Try it – Scan the entries that follow and copy out every line containing "JSON".

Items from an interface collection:

Content starts

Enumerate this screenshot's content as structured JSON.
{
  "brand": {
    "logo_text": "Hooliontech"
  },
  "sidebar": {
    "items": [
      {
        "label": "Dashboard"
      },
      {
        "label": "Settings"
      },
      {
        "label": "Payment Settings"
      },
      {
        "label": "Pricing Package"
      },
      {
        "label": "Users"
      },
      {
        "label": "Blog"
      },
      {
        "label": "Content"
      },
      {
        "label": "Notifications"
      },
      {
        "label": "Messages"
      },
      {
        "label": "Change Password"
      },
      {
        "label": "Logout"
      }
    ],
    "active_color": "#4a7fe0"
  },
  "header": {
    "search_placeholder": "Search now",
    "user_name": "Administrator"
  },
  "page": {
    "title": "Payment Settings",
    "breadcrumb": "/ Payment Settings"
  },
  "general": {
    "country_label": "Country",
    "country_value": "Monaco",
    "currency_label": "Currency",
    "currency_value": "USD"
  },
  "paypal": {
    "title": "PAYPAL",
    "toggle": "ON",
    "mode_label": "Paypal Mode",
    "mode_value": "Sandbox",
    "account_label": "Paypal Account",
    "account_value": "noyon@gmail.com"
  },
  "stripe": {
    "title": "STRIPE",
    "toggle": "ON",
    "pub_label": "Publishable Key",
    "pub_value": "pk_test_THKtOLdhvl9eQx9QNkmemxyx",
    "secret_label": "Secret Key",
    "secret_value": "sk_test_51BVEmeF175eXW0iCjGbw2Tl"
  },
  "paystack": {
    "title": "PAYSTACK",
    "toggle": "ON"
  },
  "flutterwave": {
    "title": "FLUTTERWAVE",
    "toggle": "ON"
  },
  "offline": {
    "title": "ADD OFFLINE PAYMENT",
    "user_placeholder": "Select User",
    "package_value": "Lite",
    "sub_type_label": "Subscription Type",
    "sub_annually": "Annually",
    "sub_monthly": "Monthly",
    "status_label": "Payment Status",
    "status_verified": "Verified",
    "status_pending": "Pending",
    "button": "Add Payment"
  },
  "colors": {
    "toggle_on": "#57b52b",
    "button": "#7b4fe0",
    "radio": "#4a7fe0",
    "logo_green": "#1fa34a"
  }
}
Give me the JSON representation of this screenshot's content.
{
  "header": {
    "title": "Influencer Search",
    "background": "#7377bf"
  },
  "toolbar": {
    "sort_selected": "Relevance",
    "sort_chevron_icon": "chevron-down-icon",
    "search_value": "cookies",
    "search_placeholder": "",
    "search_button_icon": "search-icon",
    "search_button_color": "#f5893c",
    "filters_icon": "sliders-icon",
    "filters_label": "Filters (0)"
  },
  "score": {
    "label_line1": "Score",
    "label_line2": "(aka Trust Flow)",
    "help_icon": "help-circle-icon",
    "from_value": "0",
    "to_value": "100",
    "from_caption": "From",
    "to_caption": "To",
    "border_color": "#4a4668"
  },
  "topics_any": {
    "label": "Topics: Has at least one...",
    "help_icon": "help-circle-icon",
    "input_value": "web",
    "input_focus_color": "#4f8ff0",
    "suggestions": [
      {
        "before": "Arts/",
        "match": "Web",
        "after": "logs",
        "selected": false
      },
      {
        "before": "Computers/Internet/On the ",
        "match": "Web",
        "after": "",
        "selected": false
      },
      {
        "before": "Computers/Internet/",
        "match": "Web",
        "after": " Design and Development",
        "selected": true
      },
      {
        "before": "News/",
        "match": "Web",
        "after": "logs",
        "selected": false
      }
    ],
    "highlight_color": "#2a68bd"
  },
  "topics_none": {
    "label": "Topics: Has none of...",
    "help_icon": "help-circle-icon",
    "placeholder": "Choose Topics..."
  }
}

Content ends

Answer section –
Enumerate this screenshot's content as structured JSON.
Give me the JSON representation of this screenshot's content.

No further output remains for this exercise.